The following information presents condensed, consolidating Statements of Operations and Statements of Cash Flows for each of the three years in the period ended September 30, 2009, and condensed, consolidating Balance Sheets as of September 30, 2009 and 2008. The condensed, consolidating financial information presents, in separate columns, financial information for: Scotts Miracle-Gro on a Parent-only basis carrying its investment in subsidiaries under the equity method; Guarantors on a combined basis, carrying investments in subsidiaries which are not expected to guarantee the debt (collectively, the “Non-Guarantors”) under the equity method; Non-Guarantors on a combined basis; and eliminating entries. The eliminating entries primarily reflect intercompany transactions, such as interest expense, accounts receivable and payable, short and long-term debt, and the elimination of equity investments and income in subsidiaries. Because the Parent is obligated to pay the unpaid principal amount of and interest on all amounts borrowed by the Guarantors or Non-Guarantors under the senior secured five-year revolving loan facility, the borrowings and related interest expense for the revolving loans outstanding of the Guarantors and Non-Guarantors are also presented in the accompanying Parent-only financial information, and are then eliminated.

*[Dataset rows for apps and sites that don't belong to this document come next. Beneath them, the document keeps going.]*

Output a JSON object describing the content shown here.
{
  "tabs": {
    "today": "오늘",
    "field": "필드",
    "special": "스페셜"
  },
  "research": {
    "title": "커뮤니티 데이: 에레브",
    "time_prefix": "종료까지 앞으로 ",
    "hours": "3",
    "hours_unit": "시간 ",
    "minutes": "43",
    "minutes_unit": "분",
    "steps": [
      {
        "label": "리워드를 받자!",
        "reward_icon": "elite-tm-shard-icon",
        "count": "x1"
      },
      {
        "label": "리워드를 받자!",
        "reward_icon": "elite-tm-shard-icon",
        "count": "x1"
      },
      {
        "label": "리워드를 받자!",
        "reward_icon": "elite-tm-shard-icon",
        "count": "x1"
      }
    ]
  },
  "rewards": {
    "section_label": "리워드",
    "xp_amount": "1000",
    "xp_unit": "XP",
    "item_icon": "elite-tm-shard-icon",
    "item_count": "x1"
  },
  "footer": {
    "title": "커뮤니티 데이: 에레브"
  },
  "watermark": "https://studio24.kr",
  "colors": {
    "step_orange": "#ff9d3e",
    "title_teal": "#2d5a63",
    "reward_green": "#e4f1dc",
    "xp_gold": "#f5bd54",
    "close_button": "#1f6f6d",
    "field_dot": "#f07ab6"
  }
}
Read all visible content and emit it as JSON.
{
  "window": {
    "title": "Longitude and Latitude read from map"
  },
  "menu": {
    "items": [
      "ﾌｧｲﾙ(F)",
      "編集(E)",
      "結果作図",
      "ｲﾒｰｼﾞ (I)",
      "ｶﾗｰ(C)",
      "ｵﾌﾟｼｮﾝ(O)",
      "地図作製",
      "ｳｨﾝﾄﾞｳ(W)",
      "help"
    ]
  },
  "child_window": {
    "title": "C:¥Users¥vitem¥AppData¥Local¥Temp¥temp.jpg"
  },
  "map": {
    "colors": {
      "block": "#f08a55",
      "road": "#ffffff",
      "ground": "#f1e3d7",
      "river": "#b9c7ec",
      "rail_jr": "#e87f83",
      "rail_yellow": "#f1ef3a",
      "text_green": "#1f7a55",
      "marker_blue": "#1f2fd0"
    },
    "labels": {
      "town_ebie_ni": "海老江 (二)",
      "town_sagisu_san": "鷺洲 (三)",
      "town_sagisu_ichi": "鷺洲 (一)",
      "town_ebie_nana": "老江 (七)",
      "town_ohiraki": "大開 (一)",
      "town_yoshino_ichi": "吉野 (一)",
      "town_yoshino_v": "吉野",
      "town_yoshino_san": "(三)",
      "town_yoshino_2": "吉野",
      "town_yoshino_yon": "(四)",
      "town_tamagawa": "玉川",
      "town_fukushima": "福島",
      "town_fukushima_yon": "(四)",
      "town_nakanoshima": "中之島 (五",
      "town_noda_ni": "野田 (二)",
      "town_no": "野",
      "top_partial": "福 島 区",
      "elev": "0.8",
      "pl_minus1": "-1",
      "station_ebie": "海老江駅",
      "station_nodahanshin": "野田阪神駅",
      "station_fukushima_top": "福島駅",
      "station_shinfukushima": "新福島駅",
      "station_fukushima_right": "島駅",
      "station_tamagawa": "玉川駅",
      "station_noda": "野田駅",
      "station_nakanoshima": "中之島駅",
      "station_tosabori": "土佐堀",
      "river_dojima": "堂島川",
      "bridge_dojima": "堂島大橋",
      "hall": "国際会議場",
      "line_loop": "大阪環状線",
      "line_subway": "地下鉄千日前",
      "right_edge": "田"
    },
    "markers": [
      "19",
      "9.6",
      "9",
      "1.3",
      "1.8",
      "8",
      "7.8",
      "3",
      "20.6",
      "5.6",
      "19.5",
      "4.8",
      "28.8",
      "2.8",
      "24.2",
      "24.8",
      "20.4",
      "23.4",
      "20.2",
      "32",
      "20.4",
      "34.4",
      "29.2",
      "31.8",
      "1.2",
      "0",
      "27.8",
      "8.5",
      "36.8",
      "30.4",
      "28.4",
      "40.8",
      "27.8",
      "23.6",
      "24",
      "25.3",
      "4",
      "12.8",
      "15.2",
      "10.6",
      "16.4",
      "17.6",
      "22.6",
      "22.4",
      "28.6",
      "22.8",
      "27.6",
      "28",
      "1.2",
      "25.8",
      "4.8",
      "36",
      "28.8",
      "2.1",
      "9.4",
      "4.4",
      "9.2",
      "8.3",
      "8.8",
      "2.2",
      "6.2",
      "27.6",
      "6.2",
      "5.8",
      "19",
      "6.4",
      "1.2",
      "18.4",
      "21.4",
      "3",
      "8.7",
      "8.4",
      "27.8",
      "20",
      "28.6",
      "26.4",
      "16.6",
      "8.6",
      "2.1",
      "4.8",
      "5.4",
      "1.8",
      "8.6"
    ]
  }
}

54


 

The Scotts Miracle-Gro Company
Condensed, Consolidating Statement of Operations
for the fiscal year ended September 30, 2009
(in millions)
                                         
            Subsidiary     Non-              
    Parent     Guarantors     Guarantors     Eliminations     Consolidated  
Net sales
  $     $ 2,382.7     $ 598.0     $     $ 2,980.7  
Cost of sales
          1,503.5       407.9             1,911.4  
Cost of sales — product registration and recall matters
          11.7                   11.7  
 
                             
 
                                       
Gross profit
          867.5       190.1             1,057.6  
 
                                       
Operating expenses:
                                       
Selling, general and administrative
          577.6       165.3             742.9  
Product registration and recall matters
          16.8                   16.8  
Other (income) expense, net
          2.5       (2.2 )           0.3  
 
                             
 
                                       
Income (loss) from operations
          270.6       27.0             297.6